The Ohio State University (OSU) has established the Center for Clinical and Translational Science (CCTS) to improve the quality of care for all patients in the community by creating a transformative clinical and translational science discipline that is at the core of the OSU academic culture. It supports a robust and integrated partnership between the OSU and Nationwide Children's Hospital and links these sophisticated health care systems as a laboratory for biological, clinical and behavioral research. By also working through affiliated hospital networks, a primary care network and extension offices in all 88 counties in Ohio, CCTS accomplishes clinical and translational research through innovative collaboration with the community. As part of its community engagement plans, CCTS has selected the Appalachian region of Ohio as an area of emphasis — an area with some of the state's highest poverty rates. Expanding its community-based research programs to include unique partnerships with the Appalachia Community Cancer Network and Partners for Kids, a Nationwide Children's Hospital organization, provides clinical research opportunities to this rural community.
Institute for Integration of Medicine and Science
San Antonio, Texas
Robert A. Clark, M.D., University of Texas Health Science Center at San Antonio
The University of Texas Health Science Center at San Antonio has established the Institute for Integration of Medicine and Science as the home for the Clinical and Translational Science Award. The institute's mission is to spur integration of clinical and translational research, education, training and career development across all schools and among partner organizations in South Texas. The institute will bring existing and newly developing resources and intellectual capital to bear on clinical and translational research for the improvement of human health. Meaningful two-way community participation has promoted buy-in from all stakeholders and will remain a key principle.

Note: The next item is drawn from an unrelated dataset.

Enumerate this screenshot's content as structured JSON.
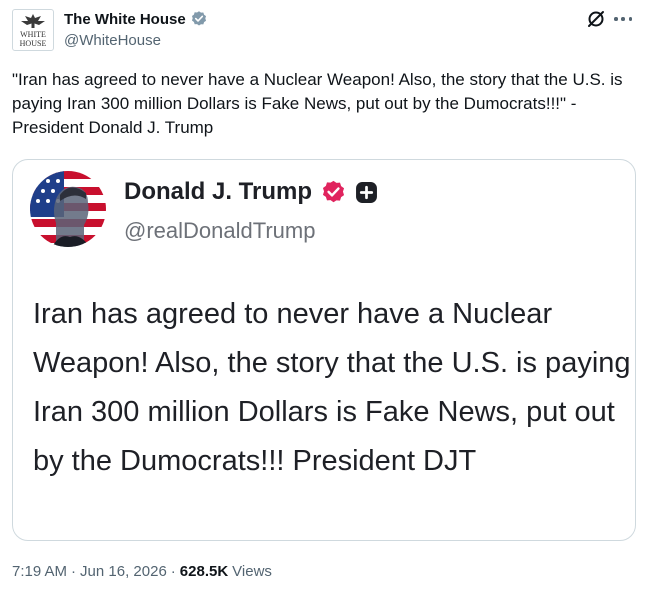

Institute partners have brought together major talent and a broad array of resources to create synergies that add value to all participating organizations, residents of the region and the CTSA network. Distinctive features of the institute include thriving partnerships with key public and private organizations, major investments in research resources and infrastructure, one of the world's largest primate research colonies, the largest cadre of military health care and biomedical research operations in the United States, and a 46,000-square-mile service area populated by predominantly Hispanic residents. This area includes some of the country's poorest people and has high rates of health disparities, providing an opportunity, challenge and obligation for this institute to make a significant impact on human health.
The primary vision is to work closely with all partners to translate the results of the academic- and community-based research for the direct benefit of the regional population.
University of Utah Center for Clinical and Translational Science
Salt Lake City, Utah
Don McClain, M.D., Ph.D., University of Utah
The University of Utah Center for Clinical and Translational Science will build on the university's strengths in genetics and bioinformatics to translate promising bench science into practices that improve human health. The center serves as an academic home for clinical and translational research, developing innovative health services for the community and health researchers, providing seed funds to initiate clinical and translational research projects, and training a new generation of clinical and translational investigators.
The center and its partners are increasing the visibility, volume and quality of participatory research by connecting investigators at the university with other health care institutions, clinical practitioners, public health personnel, patients and research participants. As the sole academic health sciences center serving Utah's rapidly growing racial, ethnic and culturally diverse population, the center will support the empowerment and representation of underserved populations as stakeholders in translational research. The center also links research activities across systems that together provide health care coverage to 80 percent of Utah's population as well as patients in surrounding states.